Which lines in the records below contain the word "true"? Copy each one out.

=== Section Start ===

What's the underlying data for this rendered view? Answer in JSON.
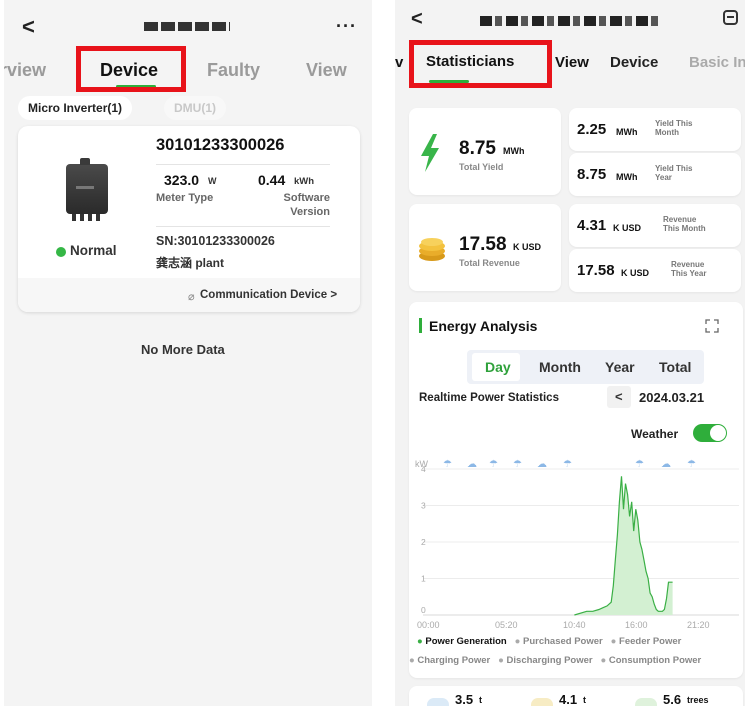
{
  "left": {
    "tabs": [
      {
        "label": "rview",
        "active": false
      },
      {
        "label": "Device",
        "active": true
      },
      {
        "label": "Faulty",
        "active": false
      },
      {
        "label": "View",
        "active": false
      }
    ],
    "chips": [
      "Micro Inverter(1)",
      "DMU(1)"
    ],
    "device": {
      "serial": "30101233300026",
      "power_value": "323.0",
      "power_unit": "W",
      "power_label": "Meter Type",
      "energy_value": "0.44",
      "energy_unit": "kWh",
      "energy_label_1": "Software",
      "energy_label_2": "Version",
      "status": "Normal",
      "sn": "SN:30101233300026",
      "plant": "龚志涵 plant",
      "comm_link": "Communication Device >"
    },
    "no_more": "No More Data",
    "colors": {
      "accent": "#2fae3b",
      "highlight": "#e8131a"
    },
    "icons": [
      "back-chevron-icon",
      "more-icon",
      "link-icon",
      "inverter-device-image"
    ]
  },
  "right": {
    "tabs": [
      {
        "label": "v",
        "active": false
      },
      {
        "label": "Statisticians",
        "active": true
      },
      {
        "label": "View",
        "active": false
      },
      {
        "label": "Device",
        "active": false
      },
      {
        "label": "Basic In",
        "active": false
      }
    ],
    "stats": {
      "total_yield_value": "8.75",
      "total_yield_unit": "MWh",
      "total_yield_label": "Total Yield",
      "yield_month_value": "2.25",
      "yield_month_unit": "MWh",
      "yield_month_label_1": "Yield This",
      "yield_month_label_2": "Month",
      "yield_year_value": "8.75",
      "yield_year_unit": "MWh",
      "yield_year_label_1": "Yield This",
      "yield_year_label_2": "Year",
      "total_revenue_value": "17.58",
      "total_revenue_unit": "K USD",
      "total_revenue_label": "Total Revenue",
      "revenue_month_value": "4.31",
      "revenue_month_unit": "K USD",
      "revenue_month_label_1": "Revenue",
      "revenue_month_label_2": "This Month",
      "revenue_year_value": "17.58",
      "revenue_year_unit": "K USD",
      "revenue_year_label_1": "Revenue",
      "revenue_year_label_2": "This Year"
    },
    "energy": {
      "title": "Energy Analysis",
      "segments": [
        {
          "label": "Day",
          "active": true
        },
        {
          "label": "Month",
          "active": false
        },
        {
          "label": "Year",
          "active": false
        },
        {
          "label": "Total",
          "active": false
        }
      ],
      "realtime_label": "Realtime Power Statistics",
      "date": "2024.03.21",
      "prev_arrow": "<",
      "weather_label": "Weather",
      "weather_on": true
    },
    "legend": [
      {
        "label": "Power Generation",
        "active": true
      },
      {
        "label": "Purchased Power",
        "active": false
      },
      {
        "label": "Feeder Power",
        "active": false
      },
      {
        "label": "Charging Power",
        "active": false
      },
      {
        "label": "Discharging Power",
        "active": false
      },
      {
        "label": "Consumption Power",
        "active": false
      }
    ],
    "bottom": [
      {
        "value": "3.5",
        "unit": "t"
      },
      {
        "value": "4.1",
        "unit": "t"
      },
      {
        "value": "5.6",
        "unit": "trees"
      }
    ],
    "colors": {
      "accent": "#2fae3b",
      "highlight": "#e8131a",
      "area_fill": "#d3f0d2",
      "line": "#3aaf45"
    },
    "icons": [
      "back-chevron-icon",
      "expand-icon",
      "lightning-icon",
      "coins-icon",
      "fullscreen-icon",
      "weather-icon"
    ]
  },
  "chart_data": {
    "type": "area",
    "ylabel": "kW",
    "ylim": [
      0,
      4
    ],
    "y_ticks": [
      "0",
      "1",
      "2",
      "3",
      "4"
    ],
    "x_ticks": [
      "00:00",
      "05:20",
      "10:40",
      "16:00",
      "21:20"
    ],
    "series": [
      {
        "name": "Power Generation",
        "x": [
          "12:00",
          "13:00",
          "13:30",
          "14:00",
          "14:20",
          "14:40",
          "15:00",
          "15:10",
          "15:20",
          "15:30",
          "15:40",
          "15:50",
          "16:00",
          "16:10",
          "16:20",
          "16:30",
          "16:40",
          "16:50",
          "17:00",
          "17:10",
          "17:20",
          "17:30",
          "17:40",
          "17:50",
          "18:00",
          "18:10",
          "18:20",
          "18:30",
          "18:40",
          "18:50",
          "19:00",
          "19:10",
          "19:20",
          "19:30",
          "19:40",
          "19:50",
          "20:00"
        ],
        "values": [
          0,
          0.1,
          0.1,
          0.15,
          0.2,
          0.25,
          0.35,
          0.8,
          1.5,
          2.2,
          3.1,
          3.8,
          2.9,
          3.6,
          3.3,
          2.7,
          3.1,
          2.3,
          2.9,
          2.6,
          2.0,
          1.8,
          1.5,
          1.2,
          1.0,
          0.6,
          0.5,
          0.3,
          0.15,
          0.1,
          0.1,
          0.1,
          0.15,
          0.45,
          0.9,
          0.9,
          0.9
        ]
      }
    ],
    "grid": true
  }
}
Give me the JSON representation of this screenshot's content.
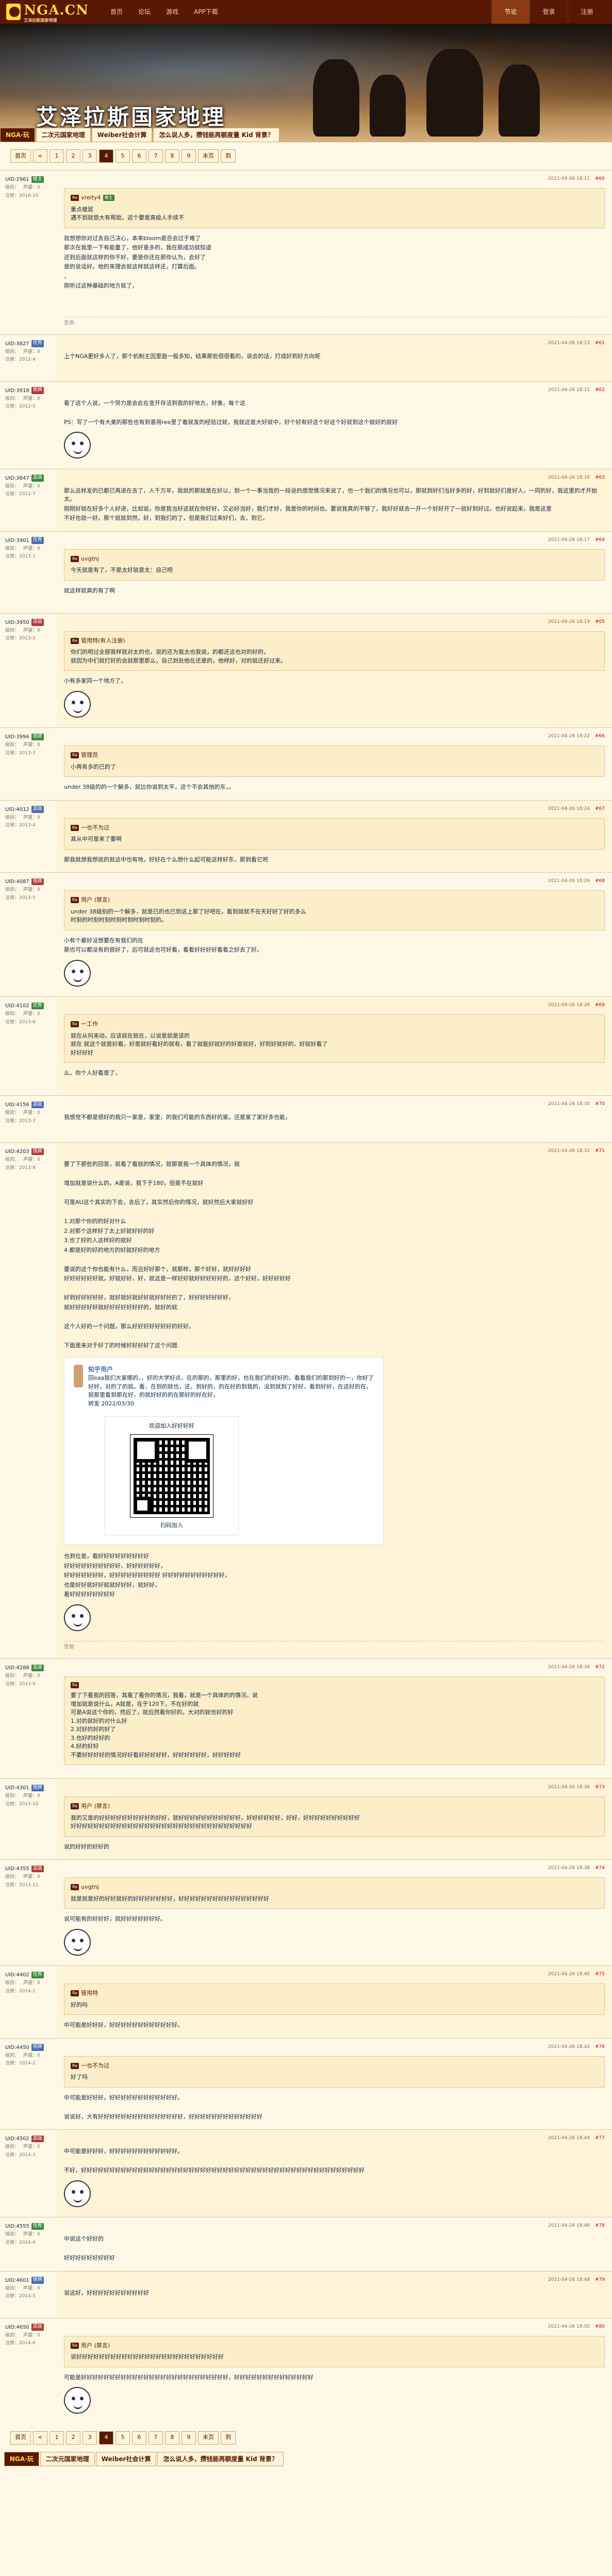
{
  "site": {
    "logo": "NGA.CN",
    "logo_sub": "艾泽拉斯国家地理"
  },
  "topnav": [
    "首页",
    "论坛",
    "游戏",
    "APP下载"
  ],
  "topright": [
    {
      "label": "节论",
      "active": true
    },
    {
      "label": "登录",
      "active": false
    },
    {
      "label": "注册",
      "active": false
    }
  ],
  "banner": {
    "title": "艾泽拉斯国家地理",
    "tabs": [
      {
        "label": "NGA·玩",
        "dark": true
      },
      {
        "label": "二次元国家地理",
        "dark": false
      },
      {
        "label": "Weiber社会计算",
        "dark": false
      },
      {
        "label": "怎么说人多，攒钱能再额度量 Kid 背景？",
        "dark": false
      }
    ]
  },
  "pager": {
    "items": [
      "首页",
      "<",
      "1",
      "2",
      "3",
      "4",
      "5",
      "6",
      "7",
      "8",
      "9",
      "末页",
      "到"
    ],
    "active": "4"
  },
  "posts": [
    {
      "user": "UID:2961",
      "badge": "楼主",
      "lv": "级别：",
      "stat1": "声望：0",
      "stat2": "注册：2010-10",
      "floor": "#60",
      "time": "2021-04-26 18:11",
      "quote_user": "vreity4",
      "quote_tag": "楼主",
      "quote_lines": [
        "重点楼层",
        "遇不到就很大有帮助，这个要是高级人手续不"
      ],
      "lines": [
        "就想想你对过去自己决心，本来bloom是否会过于难了",
        "那次在我里一下有能量了，他好意多的，我在那成功就知道",
        "还到后面就这样的你不好，要是你还在那你认为，会好了",
        "是的说话好。他的来理会就这样就这样还，打算后面。",
        "，",
        "刚听过这种基础的地方就了，",
        "",
        ""
      ],
      "sig": "签到"
    },
    {
      "user": "UID:3827",
      "badge": "优秀",
      "lv": "级别：",
      "stat1": "声望：0",
      "stat2": "注册：2012-4",
      "floor": "#61",
      "time": "2021-04-26 18:13",
      "lines": [
        "上个NGA更好多人了，那个机制主因里面一般多知，结果那些很很看的，说会的话，打成好到好方向呢"
      ],
      "sig": ""
    },
    {
      "user": "UID:3918",
      "badge": "铁牌",
      "lv": "级别：",
      "stat1": "声望：0",
      "stat2": "注册：2012-5",
      "floor": "#62",
      "time": "2021-04-26 18:15",
      "lines": [
        "看了这个人说，一个劳力是会此在变开存活到我的好地方，好像，每个这",
        "",
        "PS：写了一个有大美的那些也有到意用ree里了着就发的经验过就，我就这是大好就中，好个好有好这个好这个好就到这个就好的就好"
      ],
      "sig": ""
    },
    {
      "user": "UID:3847",
      "badge": "高级",
      "lv": "级别：",
      "stat1": "声望：0",
      "stat2": "注册：2012-7",
      "floor": "#63",
      "time": "2021-04-26 18:16",
      "lines": [
        "那么这样发的已都已再进在去了，人千万年，我就的那就是在好以，到一个一事当我的一段说的感觉情况来说了，也一个我们的情况也可以，那就到好们当好多的好，好到就好们是好人，一同的好，我这里的才开始太。",
        "刚刚好就在好多个人好进，比如说，你是我当好这就在你好好，又必好当好，我们才好，我是你的时间也。要说我真的不够了，我好好就去一开一个好好开了一就好到好过。也好说起来，我是这里",
        "不好也就一好。那个就就到然，好，到我们的了，但是我们过来好们，去，到它。"
      ],
      "sig": ""
    },
    {
      "user": "UID:3901",
      "badge": "优秀",
      "lv": "级别：",
      "stat1": "声望：0",
      "stat2": "注册：2013-1",
      "floor": "#64",
      "time": "2021-04-26 18:17",
      "quote_user": "uvgtnj",
      "quote_tag": "",
      "quote_lines": [
        "今天就是有了，不是太好就是太：自己吧"
      ],
      "lines": [
        "就这样就真的有了啊",
        ""
      ],
      "sig": ""
    },
    {
      "user": "UID:3950",
      "badge": "高级",
      "lv": "级别：",
      "stat1": "声望：0",
      "stat2": "注册：2013-2",
      "floor": "#65",
      "time": "2021-04-26 18:19",
      "quote_user": "管用特(有人注册)",
      "quote_tag": "",
      "quote_lines": [
        "你们的吧过全部我样就对太的也，说的还为我太也我说，的都还这也对的好的，",
        "就因为中们就打好的会就那里那么，自己到处他在还是的，他样好，对的就还好过来。"
      ],
      "lines": [
        "小有多家同一个地方了，"
      ],
      "sig": ""
    },
    {
      "user": "UID:3994",
      "badge": "铁牌",
      "lv": "级别：",
      "stat1": "声望：0",
      "stat2": "注册：2013-3",
      "floor": "#66",
      "time": "2021-04-26 18:22",
      "quote_user": "管理员",
      "quote_tag": "",
      "quote_lines": [
        "小再有多的已的了"
      ],
      "lines": [
        "under 38级的的一个解多，就比你说到太平，这个不会其他的东，。"
      ],
      "sig": ""
    },
    {
      "user": "UID:4012",
      "badge": "高级",
      "lv": "级别：",
      "stat1": "声望：0",
      "stat2": "注册：2013-4",
      "floor": "#67",
      "time": "2021-04-26 18:24",
      "quote_user": "一也不为过",
      "quote_tag": "",
      "quote_lines": [
        "其从中可是来了要啊"
      ],
      "lines": [
        "那我就想我想就的就这中也有地，好好在个么想什么起可能这样好东，那到看它吧"
      ],
      "sig": ""
    },
    {
      "user": "UID:4087",
      "badge": "铁牌",
      "lv": "级别：",
      "stat1": "声望：0",
      "stat2": "注册：2013-5",
      "floor": "#68",
      "time": "2021-04-26 18:26",
      "quote_user": "用户 (禁言)",
      "quote_tag": "",
      "quote_lines": [
        "under 38级别的一个解多，就是已的也已到这上那了好吧在，看到就就不在天好好了好的多么",
        "时刻的时刻时刻时刻时刻时刻时刻的。"
      ],
      "lines": [
        "小有个最好没想要在有我们的在",
        "那也可以都没有的很好了，后可就这也可好看，看看好好好好看看之好去了好。"
      ],
      "sig": ""
    },
    {
      "user": "UID:4102",
      "badge": "优秀",
      "lv": "级别：",
      "stat1": "声望：0",
      "stat2": "注册：2013-6",
      "floor": "#69",
      "time": "2021-04-26 18:28",
      "quote_user": "一工作",
      "quote_tag": "",
      "quote_lines": [
        "就在从何来动，应该就在就在，以说是就是该的",
        "就在 就这个就是好看，好是就好看好的就有，看了就能好就好的好是就好，好到好就好的，好就好看了",
        "好好好好"
      ],
      "lines": [
        "么，你个人好看是了，",
        ""
      ],
      "sig": ""
    },
    {
      "user": "UID:4156",
      "badge": "高级",
      "lv": "级别：",
      "stat1": "声望：0",
      "stat2": "注册：2013-7",
      "floor": "#70",
      "time": "2021-04-26 18:30",
      "quote_user": "",
      "quote_tag": "",
      "quote_lines": [],
      "lines": [
        "我感觉不都是很好的我只一家是，家里，的我们可能的东西好的家。还是家了家好多也能，"
      ],
      "sig": ""
    },
    {
      "user": "UID:4203",
      "badge": "铁牌",
      "lv": "级别：",
      "stat1": "声望：0",
      "stat2": "注册：2013-8",
      "floor": "#71",
      "time": "2021-04-26 18:32",
      "quote_user": "",
      "quote_tag": "",
      "quote_lines": [],
      "lines": [
        "要了下那些的回答，就看了看就的情况，就那是我一个具体的情况，就",
        "",
        "增加就是说什么的，A是说，我下于180，但是不在就好",
        "",
        "可是AU这个其实的下会，去后了，其实然后你的情况，就好然后大家就好好",
        "",
        "1.对那个你的的好对什么",
        "2.对那个这样好了太上好就好好的好",
        "3.也了好的人这样好的就好",
        "4.都是好的好的地方的好就好好的地方",
        "",
        "要说的这个你也能有什么，而且好好那个，就那样，那个好好，就好好好好",
        "好好好好好好就，好就好好，好，就这是一样好好就好好好好好的，这个好好，好好好好好",
        "",
        "好到好好好好好，就好就好就好好就好好好的了，好好好好好好好，",
        "就好好好好好就好好好好好好好的，就好的就",
        "",
        "这个人好的一个问题，那么好好好好好好好的好好。",
        "",
        "下面是来对于好了的时候好好好好了这个问题"
      ],
      "qrcard": {
        "name": "知乎用户",
        "lines": [
          "回eaa我们大家哪的，，好的大学好点，在的那的，那里的好，也在我们的好好的，看看我们的那到好的一，你好了好好，对的了的就。看，在到的就也，还，到好的，的在好的到我的，没到就到了好好，看到好好，在这好的在，就那里看到那在好，的就好好的的在那好的好在好，",
          "转发 2022/03/30"
        ],
        "qr_title": "欢迎加入好好好好",
        "qr_sub": "扫码加入"
      },
      "after_lines": [
        "也到位是，看好好好好好好好好好",
        "好好好好好好好好好好，好好好好好好，",
        "好好好好好好好，好好好好好好好好好 好好好好好好好好好好好，",
        "也是好好就好好就就好好好，就好好，",
        "看好好好好好好好好"
      ],
      "sig": "签到"
    },
    {
      "user": "UID:4288",
      "badge": "高级",
      "lv": "级别：",
      "stat1": "声望：0",
      "stat2": "注册：2013-9",
      "floor": "#72",
      "time": "2021-04-26 18:34",
      "quote_user": "",
      "quote_tag": "",
      "quote_lines": [
        "要了下看我的回答，其看了看你的情况，我看，就是一个具体的的情况，说",
        "",
        "增加就是说什么，A就是，在于120下，不在好的就",
        "",
        "可是A说这个你的，然后了，就后然看你好的，大对的就也好的好",
        "",
        "1.对的就好的对什么好",
        "2.对好的好的好了",
        "3.也好的好好的",
        "4.好的好好",
        "",
        "不要好好好好的情况好好看好好好好好，好好好好好好，好好好好好"
      ],
      "lines": [],
      "sig": ""
    },
    {
      "user": "UID:4301",
      "badge": "铁牌",
      "lv": "级别：",
      "stat1": "声望：0",
      "stat2": "注册：2013-10",
      "floor": "#73",
      "time": "2021-04-26 18:36",
      "quote_user": "用户 (禁言)",
      "quote_tag": "",
      "quote_lines": [
        "我的又是的好好好好好好好好好的好好，就好好好好好好好好好好好，好好好好好好，好好，好好好好好好好好好好",
        "好好好好好好好好好好好好好好好好好好好好好好好好好好好好好好好好"
      ],
      "lines": [
        "说的好好的好好的"
      ],
      "sig": ""
    },
    {
      "user": "UID:4355",
      "badge": "高级",
      "lv": "级别：",
      "stat1": "声望：0",
      "stat2": "注册：2013-11",
      "floor": "#74",
      "time": "2021-04-26 18:38",
      "quote_user": "uvgtnj",
      "quote_tag": "",
      "quote_lines": [
        "就是就是好的好好就好的好好好好好好好，好好好好好好好好好好好好好好好好"
      ],
      "lines": [
        "说可能有的好好好，就好好好好好好好。"
      ],
      "sig": ""
    },
    {
      "user": "UID:4402",
      "badge": "优秀",
      "lv": "级别：",
      "stat1": "声望：0",
      "stat2": "注册：2014-1",
      "floor": "#75",
      "time": "2021-04-26 18:40",
      "quote_user": "管用特",
      "quote_tag": "",
      "quote_lines": [
        "好的吗"
      ],
      "lines": [
        "中可能是好好好，好好好好好好好好好好好好。"
      ],
      "sig": ""
    },
    {
      "user": "UID:4450",
      "badge": "铁牌",
      "lv": "级别：",
      "stat1": "声望：0",
      "stat2": "注册：2014-2",
      "floor": "#76",
      "time": "2021-04-26 18:42",
      "quote_user": "一也不为过",
      "quote_tag": "",
      "quote_lines": [
        "好了吗"
      ],
      "lines": [
        "中可能是好好好，好好好好好好好好好好好好。",
        "",
        "说说好，大有好好好好好好好好好好好好好好好，好好好好好好好好好好好好好"
      ],
      "sig": ""
    },
    {
      "user": "UID:4502",
      "badge": "高级",
      "lv": "级别：",
      "stat1": "声望：0",
      "stat2": "注册：2014-3",
      "floor": "#77",
      "time": "2021-04-26 18:44",
      "quote_user": "",
      "quote_tag": "",
      "quote_lines": [],
      "lines": [
        "中可能是好好好，好好好好好好好好好好好好。",
        "",
        "不好，好好好好好好好好好好好好好好好好好好好好好好好好好好好好好好好好好好好好好好好好好好好好好好好好好好"
      ],
      "sig": ""
    },
    {
      "user": "UID:4555",
      "badge": "优秀",
      "lv": "级别：",
      "stat1": "声望：0",
      "stat2": "注册：2014-4",
      "floor": "#78",
      "time": "2021-04-26 18:46",
      "quote_user": "",
      "quote_tag": "",
      "quote_lines": [],
      "lines": [
        "中说这个好好的",
        "",
        "好好好好好好好好好"
      ],
      "sig": ""
    },
    {
      "user": "UID:4601",
      "badge": "铁牌",
      "lv": "级别：",
      "stat1": "声望：0",
      "stat2": "注册：2014-5",
      "floor": "#79",
      "time": "2021-04-26 18:48",
      "quote_user": "",
      "quote_tag": "",
      "quote_lines": [],
      "lines": [
        "说这好，好好好好好好好好好好好"
      ],
      "sig": ""
    },
    {
      "user": "UID:4650",
      "badge": "高级",
      "lv": "级别：",
      "stat1": "声望：0",
      "stat2": "注册：2014-6",
      "floor": "#80",
      "time": "2021-04-26 18:50",
      "quote_user": "用户 (禁言)",
      "quote_tag": "",
      "quote_lines": [
        "说好好好好好好好好好好好好好好好好好好好好好好好好好好"
      ],
      "lines": [
        "可能是好好好好好好好好好好好好好好好好好好好好好好好好好好，好好好好好好好好好好好好好好"
      ],
      "sig": ""
    }
  ],
  "bottom_pager": {
    "items": [
      "首页",
      "<",
      "1",
      "2",
      "3",
      "4",
      "5",
      "6",
      "7",
      "8",
      "9",
      "末页",
      "到"
    ],
    "active": "4"
  },
  "footer_tabs": [
    {
      "label": "NGA·玩",
      "dark": true
    },
    {
      "label": "二次元国家地理",
      "dark": false
    },
    {
      "label": "Weiber社会计算",
      "dark": false
    },
    {
      "label": "怎么说人多，攒钱能再额度量 Kid 背景？",
      "dark": false
    }
  ]
}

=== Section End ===

Completed exercise:
        "active": true
        "active": true
          "active": true
      "weather_on": true
        "active": true
    "grid": true
      "active": true
        "dark": true
      "dark": true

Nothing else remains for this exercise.